So despite benefitting from this new order and growing up with it, I really can understand the feeling of emotional whiplash many are experiencing in the age of the ever more automated and specialized workforce, and a social order unlike anything ever seen before because never have there been this many people on Earth living this long with this much technology. It’s scary, and for many people asking experts to explain what’s going on doesn’t help much because what we say sounds like technobabble to them. As I’ve been moving forward in my career, a happy day for me is when I found that ideal analogy to explain a problem to a customer or non-technical manager to get more time to implement a proper, long term fix since it makes everyone’s life so much easier when everyone at least understands what’s going on. When that ideal analogy or easy explanation is missing, or hijacked by trolls, con artists, snake oil salespeople, and opportunistic politicians, it’s comforting to think that you can just take your ball and go home. But you can’t.
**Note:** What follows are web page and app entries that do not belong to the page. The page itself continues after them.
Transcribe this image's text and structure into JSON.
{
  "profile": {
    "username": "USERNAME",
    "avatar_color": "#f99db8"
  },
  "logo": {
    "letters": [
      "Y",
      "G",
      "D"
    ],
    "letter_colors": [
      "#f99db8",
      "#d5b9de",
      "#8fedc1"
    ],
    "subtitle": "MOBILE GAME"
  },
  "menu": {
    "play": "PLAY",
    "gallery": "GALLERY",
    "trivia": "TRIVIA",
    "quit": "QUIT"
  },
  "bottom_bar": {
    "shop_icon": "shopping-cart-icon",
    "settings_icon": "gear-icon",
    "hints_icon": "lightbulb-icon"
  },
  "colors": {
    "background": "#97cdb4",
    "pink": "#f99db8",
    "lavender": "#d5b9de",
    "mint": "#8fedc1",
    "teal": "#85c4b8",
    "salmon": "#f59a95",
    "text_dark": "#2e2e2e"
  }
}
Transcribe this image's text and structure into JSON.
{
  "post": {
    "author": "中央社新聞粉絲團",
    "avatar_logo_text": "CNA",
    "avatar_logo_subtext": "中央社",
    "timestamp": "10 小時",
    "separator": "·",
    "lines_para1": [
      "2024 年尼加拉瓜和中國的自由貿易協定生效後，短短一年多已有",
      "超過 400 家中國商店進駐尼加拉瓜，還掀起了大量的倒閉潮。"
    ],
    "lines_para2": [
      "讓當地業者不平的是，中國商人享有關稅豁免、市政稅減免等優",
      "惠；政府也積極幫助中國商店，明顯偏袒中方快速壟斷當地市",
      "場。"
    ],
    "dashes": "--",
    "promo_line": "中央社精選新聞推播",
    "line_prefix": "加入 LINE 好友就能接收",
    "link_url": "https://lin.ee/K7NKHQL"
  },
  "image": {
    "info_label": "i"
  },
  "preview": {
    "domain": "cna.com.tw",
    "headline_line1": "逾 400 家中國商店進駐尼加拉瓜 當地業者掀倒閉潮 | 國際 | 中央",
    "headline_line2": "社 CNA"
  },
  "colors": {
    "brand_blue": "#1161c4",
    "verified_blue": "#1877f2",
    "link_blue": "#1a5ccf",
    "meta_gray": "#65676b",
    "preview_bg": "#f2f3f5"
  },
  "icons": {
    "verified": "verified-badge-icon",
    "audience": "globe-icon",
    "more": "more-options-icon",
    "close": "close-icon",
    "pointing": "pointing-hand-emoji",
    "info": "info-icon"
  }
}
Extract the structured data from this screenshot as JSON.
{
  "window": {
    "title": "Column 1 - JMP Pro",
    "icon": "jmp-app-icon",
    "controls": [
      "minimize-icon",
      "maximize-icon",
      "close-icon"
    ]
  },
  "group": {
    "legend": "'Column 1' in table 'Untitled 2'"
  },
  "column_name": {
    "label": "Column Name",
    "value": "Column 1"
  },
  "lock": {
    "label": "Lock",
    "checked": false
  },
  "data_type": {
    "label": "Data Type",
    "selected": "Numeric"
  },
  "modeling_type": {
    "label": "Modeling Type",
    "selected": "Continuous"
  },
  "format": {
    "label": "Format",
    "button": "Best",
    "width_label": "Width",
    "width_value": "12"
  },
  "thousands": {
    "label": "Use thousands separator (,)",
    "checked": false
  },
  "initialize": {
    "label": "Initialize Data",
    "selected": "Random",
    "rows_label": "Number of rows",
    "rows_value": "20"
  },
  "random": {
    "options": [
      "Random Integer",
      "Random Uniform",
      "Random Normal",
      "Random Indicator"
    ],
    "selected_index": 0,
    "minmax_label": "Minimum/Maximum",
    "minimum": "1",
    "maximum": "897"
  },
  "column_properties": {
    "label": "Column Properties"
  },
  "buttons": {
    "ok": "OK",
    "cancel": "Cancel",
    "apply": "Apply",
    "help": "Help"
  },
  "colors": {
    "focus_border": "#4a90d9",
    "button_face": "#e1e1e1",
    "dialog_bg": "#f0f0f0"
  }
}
You see, much of the fate of the economy and employment is no longer in the hands of the people. We have enormous influence on these things, true, but our will is now being executed by machines. These machines lower the cost of doing business, calculate optimal investment strategies, and allow us to model economic scenarios on a vast scale with little interest in individual people. At this point, globalization is like the weather. It’s going to happen regardless of what you do because the livelihood of billions and trillions in wealth depend on its ability to continue. We’ve, in effect, created a system too big to stop, something bigger than ourselves, and something on which we’re dependent to a very significant degree. Trade wars and closed borders are now recipes for runaway inflation, higher cost of common goods which will translate into a higher cost of living, and fewer jobs, since so many of them today depend on global connectedness to exist. Turning back now is similar to demanding that a probe halfway to Mars turn around and return this very instant. It physically can’t due to physics and design.
And maybe that’s what we need to work on before anything else: admitting that the world is changing very quickly in ways we don’t understand and we are in the middle of a historic transition that will be studied in schools and written about in textbooks for hundreds of years. Maybe we’re getting way ahead of ourselves trying to figure out the future while so many insist on a way crawl back into the past, and just like the first step to solving problems is to admit you have them, our first step should be to admit that we’ve built a new world way too fast and foreigners, immigrants, and whoever is called a liberal nowadays, didn’t do this to spite those who have been left behind on purpose and out of malice, jealous of how great things were for today’s new order holdouts. Maybe if enough of us can finally agree that the old ways have found their political and economic limits, and we need to move on, swiftly, we can get the buy in we need to push the minimum changes necessary to deal with the post-industrial revolution…